Every line of the records below that holds the word "this" should be copied out.

Interface dataset entries:
※ ※ ※
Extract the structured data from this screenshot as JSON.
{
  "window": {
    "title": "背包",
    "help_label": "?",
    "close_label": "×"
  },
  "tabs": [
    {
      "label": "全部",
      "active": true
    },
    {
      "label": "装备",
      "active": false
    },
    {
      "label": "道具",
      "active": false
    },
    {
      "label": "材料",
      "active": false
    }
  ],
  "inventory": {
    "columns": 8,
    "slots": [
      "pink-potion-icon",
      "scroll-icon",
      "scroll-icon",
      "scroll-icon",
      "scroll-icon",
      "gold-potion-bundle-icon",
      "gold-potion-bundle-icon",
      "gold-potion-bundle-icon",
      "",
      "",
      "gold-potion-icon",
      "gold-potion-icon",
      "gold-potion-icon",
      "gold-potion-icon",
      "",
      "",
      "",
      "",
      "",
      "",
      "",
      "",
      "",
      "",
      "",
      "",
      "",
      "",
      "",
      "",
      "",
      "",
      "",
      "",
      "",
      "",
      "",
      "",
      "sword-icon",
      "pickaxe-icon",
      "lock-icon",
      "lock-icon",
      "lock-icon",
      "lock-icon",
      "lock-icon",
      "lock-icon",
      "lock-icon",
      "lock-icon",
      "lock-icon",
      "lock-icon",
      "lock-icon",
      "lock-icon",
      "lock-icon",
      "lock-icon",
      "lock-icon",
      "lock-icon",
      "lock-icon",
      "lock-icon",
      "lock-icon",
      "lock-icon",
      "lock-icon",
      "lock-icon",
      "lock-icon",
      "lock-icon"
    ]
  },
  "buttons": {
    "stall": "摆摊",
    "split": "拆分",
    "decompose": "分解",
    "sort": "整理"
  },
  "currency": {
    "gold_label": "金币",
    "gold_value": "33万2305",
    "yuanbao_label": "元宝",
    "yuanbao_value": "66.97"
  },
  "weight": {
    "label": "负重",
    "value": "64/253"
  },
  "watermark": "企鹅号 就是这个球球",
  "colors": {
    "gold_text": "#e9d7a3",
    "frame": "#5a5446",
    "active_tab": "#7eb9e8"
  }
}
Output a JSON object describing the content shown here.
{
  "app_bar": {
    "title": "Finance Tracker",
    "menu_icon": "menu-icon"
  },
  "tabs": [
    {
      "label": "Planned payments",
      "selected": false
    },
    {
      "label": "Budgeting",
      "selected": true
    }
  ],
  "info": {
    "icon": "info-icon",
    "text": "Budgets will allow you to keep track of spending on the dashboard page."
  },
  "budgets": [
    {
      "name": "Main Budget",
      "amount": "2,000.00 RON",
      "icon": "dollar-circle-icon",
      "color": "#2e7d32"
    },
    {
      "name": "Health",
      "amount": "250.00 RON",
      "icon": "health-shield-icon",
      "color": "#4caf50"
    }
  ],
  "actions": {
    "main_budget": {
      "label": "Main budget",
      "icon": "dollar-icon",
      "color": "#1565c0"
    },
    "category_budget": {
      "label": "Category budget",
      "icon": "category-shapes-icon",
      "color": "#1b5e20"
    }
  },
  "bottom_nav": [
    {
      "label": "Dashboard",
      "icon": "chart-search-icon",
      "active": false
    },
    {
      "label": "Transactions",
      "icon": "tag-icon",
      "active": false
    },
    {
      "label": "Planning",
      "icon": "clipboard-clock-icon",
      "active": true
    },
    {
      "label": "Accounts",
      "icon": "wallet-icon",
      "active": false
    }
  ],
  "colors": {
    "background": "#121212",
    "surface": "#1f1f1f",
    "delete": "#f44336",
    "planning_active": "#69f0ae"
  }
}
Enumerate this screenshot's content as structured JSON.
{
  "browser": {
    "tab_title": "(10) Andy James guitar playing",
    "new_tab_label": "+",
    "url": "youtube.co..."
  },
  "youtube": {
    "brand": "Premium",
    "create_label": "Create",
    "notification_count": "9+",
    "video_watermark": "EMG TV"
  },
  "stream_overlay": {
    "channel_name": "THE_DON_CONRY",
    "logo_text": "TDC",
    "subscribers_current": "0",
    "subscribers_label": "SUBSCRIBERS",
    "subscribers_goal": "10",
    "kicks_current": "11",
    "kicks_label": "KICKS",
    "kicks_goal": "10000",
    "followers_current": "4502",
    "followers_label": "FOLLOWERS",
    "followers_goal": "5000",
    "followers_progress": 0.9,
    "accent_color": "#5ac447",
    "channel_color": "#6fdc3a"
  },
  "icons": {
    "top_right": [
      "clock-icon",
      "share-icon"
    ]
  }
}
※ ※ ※
### Answer space
Extract the structured data from this screenshot as JSON.
Enumerate this screenshot's content as structured JSON.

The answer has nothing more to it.